### DIRECTIONS
Please repeat each of the records that follow, exactly as written.
EXTRACTED ENTRIES: Begin
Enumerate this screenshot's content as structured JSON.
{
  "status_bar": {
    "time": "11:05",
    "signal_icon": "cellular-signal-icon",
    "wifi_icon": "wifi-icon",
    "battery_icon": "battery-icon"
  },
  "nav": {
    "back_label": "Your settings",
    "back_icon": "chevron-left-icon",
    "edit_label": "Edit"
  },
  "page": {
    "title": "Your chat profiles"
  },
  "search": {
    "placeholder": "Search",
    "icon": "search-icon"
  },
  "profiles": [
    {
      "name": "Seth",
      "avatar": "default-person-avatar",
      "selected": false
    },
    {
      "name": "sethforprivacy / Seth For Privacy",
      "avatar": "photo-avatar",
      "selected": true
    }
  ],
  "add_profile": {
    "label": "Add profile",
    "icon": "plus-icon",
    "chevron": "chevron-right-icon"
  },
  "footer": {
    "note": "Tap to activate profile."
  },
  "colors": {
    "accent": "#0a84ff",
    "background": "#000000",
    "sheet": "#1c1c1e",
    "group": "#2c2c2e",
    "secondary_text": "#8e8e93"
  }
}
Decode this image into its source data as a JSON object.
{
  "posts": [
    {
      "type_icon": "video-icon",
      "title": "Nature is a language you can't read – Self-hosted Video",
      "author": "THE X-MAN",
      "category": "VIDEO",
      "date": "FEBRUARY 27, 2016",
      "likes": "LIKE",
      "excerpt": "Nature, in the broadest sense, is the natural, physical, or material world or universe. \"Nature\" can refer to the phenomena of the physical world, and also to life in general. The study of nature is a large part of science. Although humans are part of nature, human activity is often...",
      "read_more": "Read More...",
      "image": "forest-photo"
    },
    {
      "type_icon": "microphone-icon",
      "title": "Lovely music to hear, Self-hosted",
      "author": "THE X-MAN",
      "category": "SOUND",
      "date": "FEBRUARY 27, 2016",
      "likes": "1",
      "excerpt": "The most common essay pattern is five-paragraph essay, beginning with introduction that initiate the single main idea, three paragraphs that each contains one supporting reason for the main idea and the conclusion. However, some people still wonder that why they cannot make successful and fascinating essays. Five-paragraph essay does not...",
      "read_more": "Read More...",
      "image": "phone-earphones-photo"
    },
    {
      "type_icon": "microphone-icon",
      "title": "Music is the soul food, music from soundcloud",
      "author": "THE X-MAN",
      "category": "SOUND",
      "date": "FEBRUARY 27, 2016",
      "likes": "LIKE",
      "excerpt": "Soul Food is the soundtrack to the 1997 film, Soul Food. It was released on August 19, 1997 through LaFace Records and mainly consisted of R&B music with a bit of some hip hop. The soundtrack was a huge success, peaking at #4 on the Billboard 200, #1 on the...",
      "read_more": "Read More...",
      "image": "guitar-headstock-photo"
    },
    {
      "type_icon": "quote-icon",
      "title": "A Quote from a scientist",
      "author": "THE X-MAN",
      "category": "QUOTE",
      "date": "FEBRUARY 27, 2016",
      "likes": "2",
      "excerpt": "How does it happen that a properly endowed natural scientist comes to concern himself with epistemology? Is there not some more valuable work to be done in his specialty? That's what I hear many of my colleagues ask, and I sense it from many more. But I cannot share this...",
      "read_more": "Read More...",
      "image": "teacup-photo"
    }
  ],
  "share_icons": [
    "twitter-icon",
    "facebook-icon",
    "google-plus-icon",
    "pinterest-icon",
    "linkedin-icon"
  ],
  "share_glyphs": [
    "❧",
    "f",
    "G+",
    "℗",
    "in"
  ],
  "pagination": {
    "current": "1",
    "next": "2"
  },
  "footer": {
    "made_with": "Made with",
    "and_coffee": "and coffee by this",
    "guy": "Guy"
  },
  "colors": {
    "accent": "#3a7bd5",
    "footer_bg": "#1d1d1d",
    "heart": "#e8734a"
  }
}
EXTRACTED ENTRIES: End
### SOLUTION FOR THIS EXERCISE
Enumerate this screenshot's content as structured JSON.
{
  "status_bar": {
    "time": "11:05",
    "signal_icon": "cellular-signal-icon",
    "wifi_icon": "wifi-icon",
    "battery_icon": "battery-icon"
  },
  "nav": {
    "back_label": "Your settings",
    "back_icon": "chevron-left-icon",
    "edit_label": "Edit"
  },
  "page": {
    "title": "Your chat profiles"
  },
  "search": {
    "placeholder": "Search",
    "icon": "search-icon"
  },
  "profiles": [
    {
      "name": "Seth",
      "avatar": "default-person-avatar",
      "selected": false
    },
    {
      "name": "sethforprivacy / Seth For Privacy",
      "avatar": "photo-avatar",
      "selected": true
    }
  ],
  "add_profile": {
    "label": "Add profile",
    "icon": "plus-icon",
    "chevron": "chevron-right-icon"
  },
  "footer": {
    "note": "Tap to activate profile."
  },
  "colors": {
    "accent": "#0a84ff",
    "background": "#000000",
    "sheet": "#1c1c1e",
    "group": "#2c2c2e",
    "secondary_text": "#8e8e93"
  }
}
Decode this image into its source data as a JSON object.
{
  "posts": [
    {
      "type_icon": "video-icon",
      "title": "Nature is a language you can't read – Self-hosted Video",
      "author": "THE X-MAN",
      "category": "VIDEO",
      "date": "FEBRUARY 27, 2016",
      "likes": "LIKE",
      "excerpt": "Nature, in the broadest sense, is the natural, physical, or material world or universe. \"Nature\" can refer to the phenomena of the physical world, and also to life in general. The study of nature is a large part of science. Although humans are part of nature, human activity is often...",
      "read_more": "Read More...",
      "image": "forest-photo"
    },
    {
      "type_icon": "microphone-icon",
      "title": "Lovely music to hear, Self-hosted",
      "author": "THE X-MAN",
      "category": "SOUND",
      "date": "FEBRUARY 27, 2016",
      "likes": "1",
      "excerpt": "The most common essay pattern is five-paragraph essay, beginning with introduction that initiate the single main idea, three paragraphs that each contains one supporting reason for the main idea and the conclusion. However, some people still wonder that why they cannot make successful and fascinating essays. Five-paragraph essay does not...",
      "read_more": "Read More...",
      "image": "phone-earphones-photo"
    },
    {
      "type_icon": "microphone-icon",
      "title": "Music is the soul food, music from soundcloud",
      "author": "THE X-MAN",
      "category": "SOUND",
      "date": "FEBRUARY 27, 2016",
      "likes": "LIKE",
      "excerpt": "Soul Food is the soundtrack to the 1997 film, Soul Food. It was released on August 19, 1997 through LaFace Records and mainly consisted of R&B music with a bit of some hip hop. The soundtrack was a huge success, peaking at #4 on the Billboard 200, #1 on the...",
      "read_more": "Read More...",
      "image": "guitar-headstock-photo"
    },
    {
      "type_icon": "quote-icon",
      "title": "A Quote from a scientist",
      "author": "THE X-MAN",
      "category": "QUOTE",
      "date": "FEBRUARY 27, 2016",
      "likes": "2",
      "excerpt": "How does it happen that a properly endowed natural scientist comes to concern himself with epistemology? Is there not some more valuable work to be done in his specialty? That's what I hear many of my colleagues ask, and I sense it from many more. But I cannot share this...",
      "read_more": "Read More...",
      "image": "teacup-photo"
    }
  ],
  "share_icons": [
    "twitter-icon",
    "facebook-icon",
    "google-plus-icon",
    "pinterest-icon",
    "linkedin-icon"
  ],
  "share_glyphs": [
    "❧",
    "f",
    "G+",
    "℗",
    "in"
  ],
  "pagination": {
    "current": "1",
    "next": "2"
  },
  "footer": {
    "made_with": "Made with",
    "and_coffee": "and coffee by this",
    "guy": "Guy"
  },
  "colors": {
    "accent": "#3a7bd5",
    "footer_bg": "#1d1d1d",
    "heart": "#e8734a"
  }
}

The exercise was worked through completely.